Veran expressed hope that France’s new infections could peak this week thanks to new partial lockdown measures. After long resisting calls for a new lockdown, the French government closed schools and shuttered all non-essential stores nationwide and imposed travel restrictions for four weeks.
“We will manage,” Veran said.
The British government announced Monday that all adults and children will be able to have routine coronavirus tests twice a week as a way to stamp out new outbreaks. The tests are being introduced as Johnson announces the next steps in the country’s road map out of its three-month lockdown.
Britain has recorded almost 127,000 coronavirus deaths, the highest toll in Europe. But both infections and deaths have fallen sharply during the lockdown and since the start of a vaccination campaign that so far has given a first dose to more than 31 million people, or 6 in 10 adults.
Authorities in Ukraine’s capital, Kyiv, introduced tighter lockdown restrictions following a recent spike in virus cases. All schools in the city of 3 million people will be closed for the next two weeks, and only people with special passes will be allowed on public transport.
“The hospitals are almost full. The situation is difficult,” Kyiv Mayor Vitali Klitschko said.
Elsewhere, North Macedonia has delayed mass immunization amid vaccine shortages as its hospitals fill up following record new COVID-19 infections and deaths last week.
In Greece, which is struggling to emerge from a deep recession, most retail stores were allowed to reopen Monday despite an ongoing surge in COVID-19 infections. Lockdown measures have been in force since early November, although shops opened briefly around the Christmas season. The prolonged closures piled pressure on the economy.
Serbia also has eased measures against the coronavirus despite high numbers of infections and a slowdown in vaccinations.
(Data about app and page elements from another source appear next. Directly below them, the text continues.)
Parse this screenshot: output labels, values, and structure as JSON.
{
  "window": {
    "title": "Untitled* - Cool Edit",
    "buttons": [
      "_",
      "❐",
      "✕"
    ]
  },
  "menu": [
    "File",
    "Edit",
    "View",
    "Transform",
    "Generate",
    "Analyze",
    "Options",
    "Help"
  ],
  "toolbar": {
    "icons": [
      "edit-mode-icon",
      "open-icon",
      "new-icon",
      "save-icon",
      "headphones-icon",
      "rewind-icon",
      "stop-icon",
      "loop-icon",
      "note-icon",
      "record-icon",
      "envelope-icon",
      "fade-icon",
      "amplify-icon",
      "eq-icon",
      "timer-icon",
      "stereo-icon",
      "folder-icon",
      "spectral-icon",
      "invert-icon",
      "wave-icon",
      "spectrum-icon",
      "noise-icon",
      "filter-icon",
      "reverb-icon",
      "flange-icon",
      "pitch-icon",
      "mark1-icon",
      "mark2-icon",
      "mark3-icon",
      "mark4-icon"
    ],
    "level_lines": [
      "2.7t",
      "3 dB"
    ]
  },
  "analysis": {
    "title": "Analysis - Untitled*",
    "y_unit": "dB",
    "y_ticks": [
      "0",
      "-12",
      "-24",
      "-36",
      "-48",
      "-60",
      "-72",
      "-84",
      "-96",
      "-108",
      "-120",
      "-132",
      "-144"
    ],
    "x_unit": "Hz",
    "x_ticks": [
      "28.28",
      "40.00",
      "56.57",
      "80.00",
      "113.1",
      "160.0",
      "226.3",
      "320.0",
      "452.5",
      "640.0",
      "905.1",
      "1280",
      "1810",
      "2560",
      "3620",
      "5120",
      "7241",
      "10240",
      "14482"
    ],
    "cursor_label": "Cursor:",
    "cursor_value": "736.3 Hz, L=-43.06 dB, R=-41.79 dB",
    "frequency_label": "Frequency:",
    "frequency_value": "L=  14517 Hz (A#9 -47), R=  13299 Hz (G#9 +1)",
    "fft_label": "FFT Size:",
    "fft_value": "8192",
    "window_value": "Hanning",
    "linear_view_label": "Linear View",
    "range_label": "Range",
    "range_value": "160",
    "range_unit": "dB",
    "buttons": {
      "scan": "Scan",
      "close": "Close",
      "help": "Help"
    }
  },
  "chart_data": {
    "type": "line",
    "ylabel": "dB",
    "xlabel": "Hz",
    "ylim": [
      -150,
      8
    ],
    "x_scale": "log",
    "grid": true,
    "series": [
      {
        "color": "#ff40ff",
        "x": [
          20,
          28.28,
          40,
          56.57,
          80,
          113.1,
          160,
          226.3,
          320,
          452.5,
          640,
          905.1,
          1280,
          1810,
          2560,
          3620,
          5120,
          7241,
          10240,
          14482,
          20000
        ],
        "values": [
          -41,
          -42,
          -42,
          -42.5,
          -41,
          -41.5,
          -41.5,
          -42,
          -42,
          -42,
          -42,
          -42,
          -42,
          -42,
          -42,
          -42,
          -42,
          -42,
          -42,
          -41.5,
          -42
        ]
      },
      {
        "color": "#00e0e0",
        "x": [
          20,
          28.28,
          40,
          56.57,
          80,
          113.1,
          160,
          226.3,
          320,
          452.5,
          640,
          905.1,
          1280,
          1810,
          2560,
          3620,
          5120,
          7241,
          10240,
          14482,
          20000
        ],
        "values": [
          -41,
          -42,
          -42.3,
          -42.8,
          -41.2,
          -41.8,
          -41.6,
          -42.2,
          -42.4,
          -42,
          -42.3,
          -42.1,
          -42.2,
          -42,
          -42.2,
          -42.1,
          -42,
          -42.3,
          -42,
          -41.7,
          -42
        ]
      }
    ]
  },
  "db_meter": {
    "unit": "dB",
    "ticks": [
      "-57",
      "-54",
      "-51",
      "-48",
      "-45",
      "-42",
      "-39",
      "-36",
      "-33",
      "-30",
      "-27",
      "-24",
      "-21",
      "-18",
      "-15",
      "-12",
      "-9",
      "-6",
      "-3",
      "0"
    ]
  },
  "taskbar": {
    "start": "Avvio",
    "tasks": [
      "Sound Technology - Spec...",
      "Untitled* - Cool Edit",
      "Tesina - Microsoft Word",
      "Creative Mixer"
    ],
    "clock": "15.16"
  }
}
The government on Monday allowed bars and restaurants to serve guests outside at reduced capacity and with respect of social distancing rules.
In the U.S., a top public health official said young people are driving the latest uptick in COVID-19 cases, as the increasing rate of vaccination in older Americans prevents the most serious cases among seniors.
Dr. Rochelle Walensky, the director of the Centers for Disease Control and Prevention, cited the increasing spread of variants as well as a rise in youth sports and extracurricular activities as factors contributing to the steady increase in cases over the last four weeks.
But Walensky pointed to positive developments among seniors, who are the most vulnerable age group. Senior virus deaths have fallen to their lowest level since the early fall. More than 75 percent of those age 65 or older nationally have received at least one dose of a COVID-19 vaccine, and nearly 55 percent are fully vaccinated.
“What we’re seeing is both a decrease in emergency department visits as well as hospitalizations associated with that demographic,” she said Monday.
More than 23 percent of all adults in the U.S. are fully vaccinated, according to the CDC.
Many states are making vaccines available to younger demographics. Starting Monday, any adult in Florida is eligible to receive the vaccine. In addition, the state announced that 16- and 17-year-olds also could get the vaccine with parental permission.